Stored records →
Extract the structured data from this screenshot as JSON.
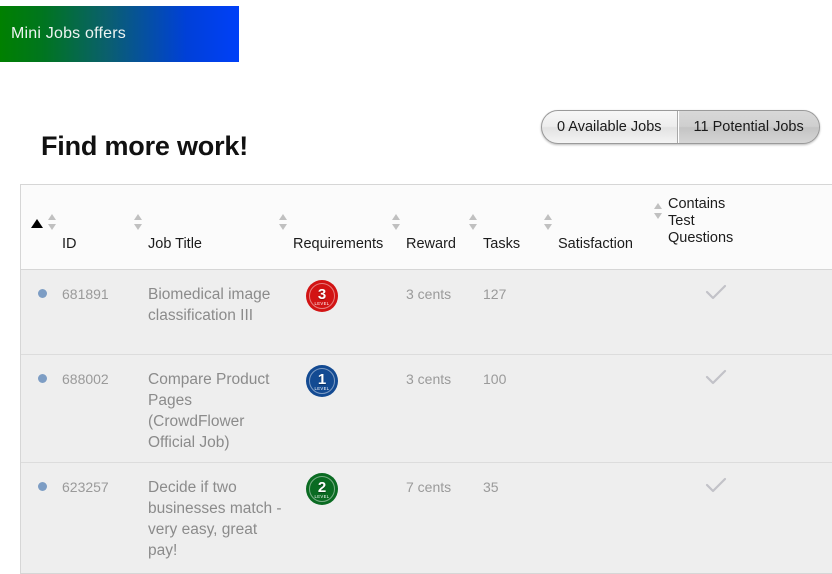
{
  "banner": {
    "title": "Mini Jobs offers",
    "gradient_from": "#008000",
    "gradient_to": "#0040f8"
  },
  "page": {
    "title": "Find more work!"
  },
  "toggle": {
    "available_label": "0 Available Jobs",
    "potential_label": "11 Potential Jobs",
    "selected": "11 Potential Jobs"
  },
  "table": {
    "columns": [
      {
        "key": "mark",
        "label": ""
      },
      {
        "key": "id",
        "label": "ID"
      },
      {
        "key": "title",
        "label": "Job Title"
      },
      {
        "key": "req",
        "label": "Requirements"
      },
      {
        "key": "reward",
        "label": "Reward"
      },
      {
        "key": "tasks",
        "label": "Tasks"
      },
      {
        "key": "sat",
        "label": "Satisfaction"
      },
      {
        "key": "ctq",
        "label": "Contains Test Questions"
      }
    ],
    "ctq_label_lines": [
      "Contains",
      "Test",
      "Questions"
    ],
    "sorted_column": "mark",
    "sort_direction": "asc",
    "rows": [
      {
        "id": "681891",
        "title": "Biomedical image classification III",
        "level": "3",
        "level_word": "LEVEL",
        "level_color": "#d21414",
        "reward": "3 cents",
        "tasks": "127",
        "satisfaction": "",
        "contains_test_questions": true
      },
      {
        "id": "688002",
        "title": "Compare Product Pages (CrowdFlower Official Job)",
        "level": "1",
        "level_word": "LEVEL",
        "level_color": "#134a92",
        "reward": "3 cents",
        "tasks": "100",
        "satisfaction": "",
        "contains_test_questions": true
      },
      {
        "id": "623257",
        "title": "Decide if two businesses match - very easy, great pay!",
        "level": "2",
        "level_word": "LEVEL",
        "level_color": "#0a6b22",
        "reward": "7 cents",
        "tasks": "35",
        "satisfaction": "",
        "contains_test_questions": true
      }
    ]
  },
  "icons": {
    "sort": "sort-updown-icon",
    "sort_active": "sort-ascending-icon",
    "check": "check-icon",
    "bullet": "bullet-dot-icon"
  }
}
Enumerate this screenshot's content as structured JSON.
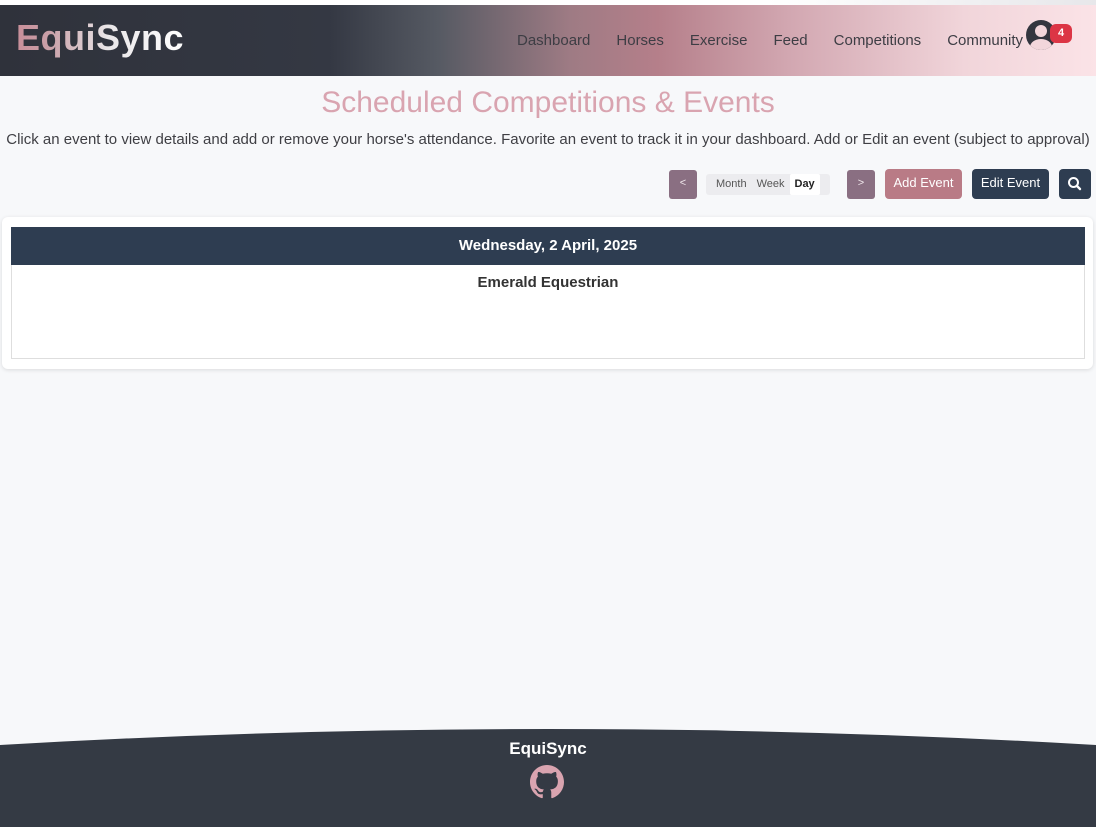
{
  "app": {
    "brand": "EquiSync"
  },
  "nav": {
    "links": [
      "Dashboard",
      "Horses",
      "Exercise",
      "Feed",
      "Competitions",
      "Community"
    ],
    "notification_count": "4"
  },
  "header": {
    "title": "Scheduled Competitions & Events",
    "description": "Click an event to view details and add or remove your horse's attendance. Favorite an event to track it in your dashboard. Add or Edit an event (subject to approval)"
  },
  "toolbar": {
    "prev_label": "<",
    "next_label": ">",
    "views": [
      "Month",
      "Week",
      "Day"
    ],
    "active_view": "Day",
    "add_label": "Add Event",
    "edit_label": "Edit Event",
    "search_icon": "search-icon"
  },
  "calendar": {
    "date_label": "Wednesday, 2 April, 2025",
    "events": [
      "Emerald Equestrian"
    ]
  },
  "footer": {
    "brand": "EquiSync",
    "icon": "github-icon"
  },
  "colors": {
    "accent_pink": "#d9a4b0",
    "rose_button": "#b97b86",
    "navy": "#2e3d51",
    "mauve": "#8a6f82",
    "footer_dark": "#343a44",
    "badge_red": "#dc3545"
  }
}
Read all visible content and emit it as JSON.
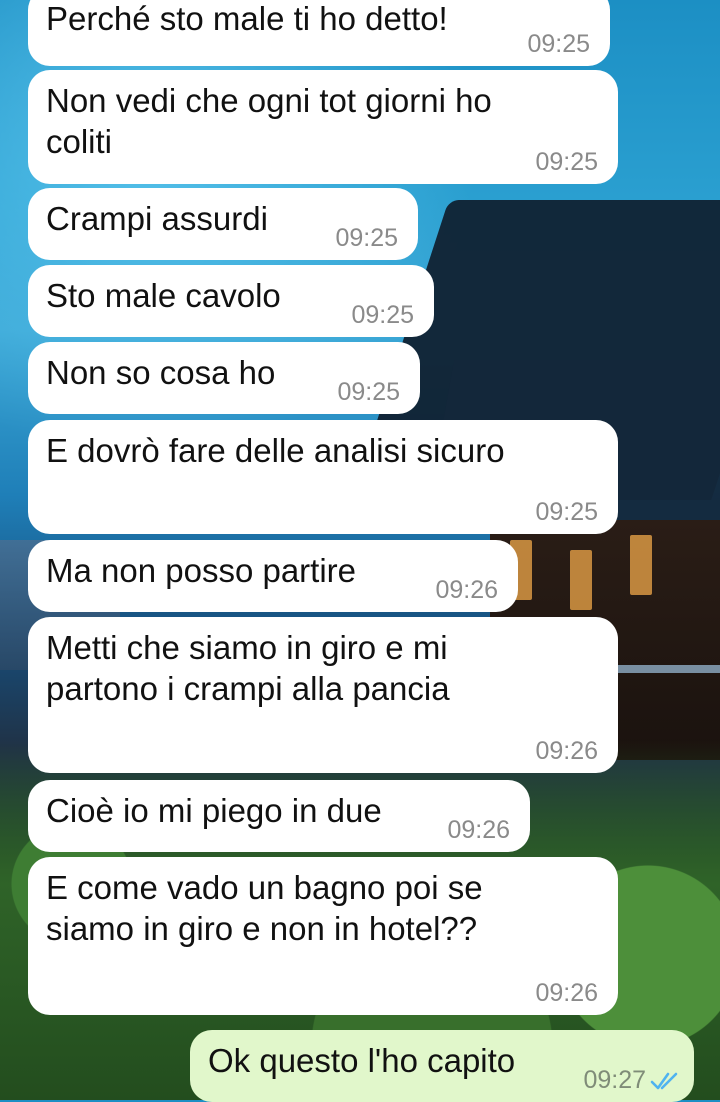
{
  "chat": {
    "messages": [
      {
        "text": "Perché sto male ti ho detto!",
        "time": "09:25",
        "direction": "in"
      },
      {
        "text": "Non vedi che ogni tot giorni ho\ncoliti",
        "time": "09:25",
        "direction": "in"
      },
      {
        "text": "Crampi assurdi",
        "time": "09:25",
        "direction": "in"
      },
      {
        "text": "Sto male cavolo",
        "time": "09:25",
        "direction": "in"
      },
      {
        "text": "Non so cosa ho",
        "time": "09:25",
        "direction": "in"
      },
      {
        "text": "E dovrò fare delle analisi sicuro",
        "time": "09:25",
        "direction": "in"
      },
      {
        "text": "Ma non posso partire",
        "time": "09:26",
        "direction": "in"
      },
      {
        "text": "Metti che siamo in giro e mi\npartono i crampi alla pancia",
        "time": "09:26",
        "direction": "in"
      },
      {
        "text": "Cioè io mi piego in due",
        "time": "09:26",
        "direction": "in"
      },
      {
        "text": "E come vado un bagno poi se\nsiamo in giro e non in hotel??",
        "time": "09:26",
        "direction": "in"
      },
      {
        "text": "Ok questo l'ho capito",
        "time": "09:27",
        "direction": "out",
        "status_icon": "double-check-read-icon"
      }
    ]
  },
  "colors": {
    "incoming_bubble": "#ffffff",
    "outgoing_bubble": "#e1f7cb",
    "read_ticks": "#4fb3f0"
  }
}
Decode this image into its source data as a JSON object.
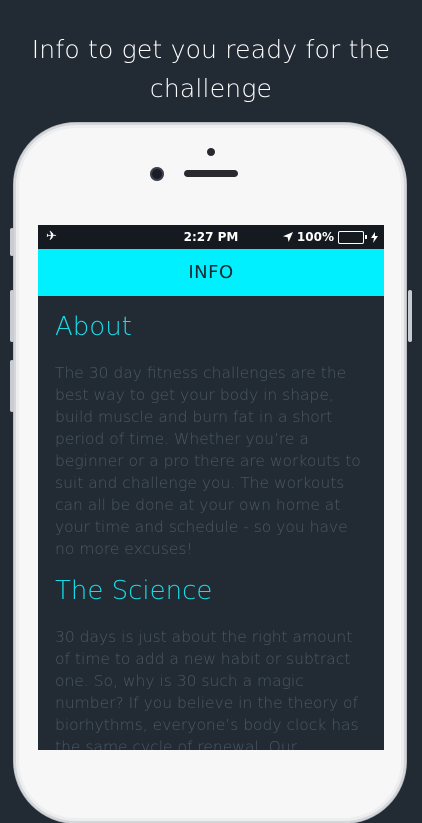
{
  "headline": {
    "line1": "Info to get you ready for the",
    "line2": "challenge"
  },
  "status_bar": {
    "time": "2:27 PM",
    "battery": "100%",
    "airplane_icon": "airplane-icon",
    "location_icon": "location-arrow-icon",
    "charging_icon": "bolt-icon"
  },
  "nav": {
    "title": "INFO"
  },
  "sections": [
    {
      "title": "About",
      "body": "The 30 day fitness challenges are the best way to get your body in shape, build muscle and burn fat in a short period of time. Whether you’re a beginner or a pro there are workouts to suit and challenge you. The workouts can all be done at your own home at your time and schedule - so you have no more excuses!"
    },
    {
      "title": "The Science",
      "body": "30 days is just about the right amount of time to add a new habit or subtract one. So, why is 30 such a magic number? If you believe in the theory of biorhythms, everyone’s body clock has the same cycle of renewal. Our"
    }
  ],
  "colors": {
    "background": "#222b33",
    "accent": "#00f0ff",
    "title": "#19dcea",
    "body_text": "#4b5866"
  }
}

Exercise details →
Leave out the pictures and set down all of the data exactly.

Answer area →
Extract the structured data from this screenshot as JSON.
{
  "banner": {
    "title": "Mini Jobs offers",
    "gradient_from": "#008000",
    "gradient_to": "#0040f8"
  },
  "page": {
    "title": "Find more work!"
  },
  "toggle": {
    "available_label": "0 Available Jobs",
    "potential_label": "11 Potential Jobs",
    "selected": "11 Potential Jobs"
  },
  "table": {
    "columns": [
      {
        "key": "mark",
        "label": ""
      },
      {
        "key": "id",
        "label": "ID"
      },
      {
        "key": "title",
        "label": "Job Title"
      },
      {
        "key": "req",
        "label": "Requirements"
      },
      {
        "key": "reward",
        "label": "Reward"
      },
      {
        "key": "tasks",
        "label": "Tasks"
      },
      {
        "key": "sat",
        "label": "Satisfaction"
      },
      {
        "key": "ctq",
        "label": "Contains Test Questions"
      }
    ],
    "ctq_label_lines": [
      "Contains",
      "Test",
      "Questions"
    ],
    "sorted_column": "mark",
    "sort_direction": "asc",
    "rows": [
      {
        "id": "681891",
        "title": "Biomedical image classification III",
        "level": "3",
        "level_word": "LEVEL",
        "level_color": "#d21414",
        "reward": "3 cents",
        "tasks": "127",
        "satisfaction": "",
        "contains_test_questions": true
      },
      {
        "id": "688002",
        "title": "Compare Product Pages (CrowdFlower Official Job)",
        "level": "1",
        "level_word": "LEVEL",
        "level_color": "#134a92",
        "reward": "3 cents",
        "tasks": "100",
        "satisfaction": "",
        "contains_test_questions": true
      },
      {
        "id": "623257",
        "title": "Decide if two businesses match - very easy, great pay!",
        "level": "2",
        "level_word": "LEVEL",
        "level_color": "#0a6b22",
        "reward": "7 cents",
        "tasks": "35",
        "satisfaction": "",
        "contains_test_questions": true
      }
    ]
  },
  "icons": {
    "sort": "sort-updown-icon",
    "sort_active": "sort-ascending-icon",
    "check": "check-icon",
    "bullet": "bullet-dot-icon"
  }
}
Enumerate this screenshot's content as structured JSON.
{
  "app": {
    "brand": "EquiSync"
  },
  "nav": {
    "links": [
      "Dashboard",
      "Horses",
      "Exercise",
      "Feed",
      "Competitions",
      "Community"
    ],
    "notification_count": "4"
  },
  "header": {
    "title": "Scheduled Competitions & Events",
    "description": "Click an event to view details and add or remove your horse's attendance. Favorite an event to track it in your dashboard. Add or Edit an event (subject to approval)"
  },
  "toolbar": {
    "prev_label": "<",
    "next_label": ">",
    "views": [
      "Month",
      "Week",
      "Day"
    ],
    "active_view": "Day",
    "add_label": "Add Event",
    "edit_label": "Edit Event",
    "search_icon": "search-icon"
  },
  "calendar": {
    "date_label": "Wednesday, 2 April, 2025",
    "events": [
      "Emerald Equestrian"
    ]
  },
  "footer": {
    "brand": "EquiSync",
    "icon": "github-icon"
  },
  "colors": {
    "accent_pink": "#d9a4b0",
    "rose_button": "#b97b86",
    "navy": "#2e3d51",
    "mauve": "#8a6f82",
    "footer_dark": "#343a44",
    "badge_red": "#dc3545"
  }
}
Read all visible content and emit it as JSON.
{
  "chat": {
    "messages": [
      {
        "text": "Perché sto male ti ho detto!",
        "time": "09:25",
        "direction": "in"
      },
      {
        "text": "Non vedi che ogni tot giorni ho\ncoliti",
        "time": "09:25",
        "direction": "in"
      },
      {
        "text": "Crampi assurdi",
        "time": "09:25",
        "direction": "in"
      },
      {
        "text": "Sto male cavolo",
        "time": "09:25",
        "direction": "in"
      },
      {
        "text": "Non so cosa ho",
        "time": "09:25",
        "direction": "in"
      },
      {
        "text": "E dovrò fare delle analisi sicuro",
        "time": "09:25",
        "direction": "in"
      },
      {
        "text": "Ma non posso partire",
        "time": "09:26",
        "direction": "in"
      },
      {
        "text": "Metti che siamo in giro e mi\npartono i crampi alla pancia",
        "time": "09:26",
        "direction": "in"
      },
      {
        "text": "Cioè io mi piego in due",
        "time": "09:26",
        "direction": "in"
      },
      {
        "text": "E come vado un bagno poi se\nsiamo in giro e non in hotel??",
        "time": "09:26",
        "direction": "in"
      },
      {
        "text": "Ok questo l'ho capito",
        "time": "09:27",
        "direction": "out",
        "status_icon": "double-check-read-icon"
      }
    ]
  },
  "colors": {
    "incoming_bubble": "#ffffff",
    "outgoing_bubble": "#e1f7cb",
    "read_ticks": "#4fb3f0"
  }
}
Decode this image into its source data as a JSON object.
{
  "headline": {
    "line1": "Info to get you ready for the",
    "line2": "challenge"
  },
  "status_bar": {
    "time": "2:27 PM",
    "battery": "100%",
    "airplane_icon": "airplane-icon",
    "location_icon": "location-arrow-icon",
    "charging_icon": "bolt-icon"
  },
  "nav": {
    "title": "INFO"
  },
  "sections": [
    {
      "title": "About",
      "body": "The 30 day fitness challenges are the best way to get your body in shape, build muscle and burn fat in a short period of time. Whether you’re a beginner or a pro there are workouts to suit and challenge you. The workouts can all be done at your own home at your time and schedule - so you have no more excuses!"
    },
    {
      "title": "The Science",
      "body": "30 days is just about the right amount of time to add a new habit or subtract one. So, why is 30 such a magic number? If you believe in the theory of biorhythms, everyone’s body clock has the same cycle of renewal. Our"
    }
  ],
  "colors": {
    "background": "#222b33",
    "accent": "#00f0ff",
    "title": "#19dcea",
    "body_text": "#4b5866"
  }
}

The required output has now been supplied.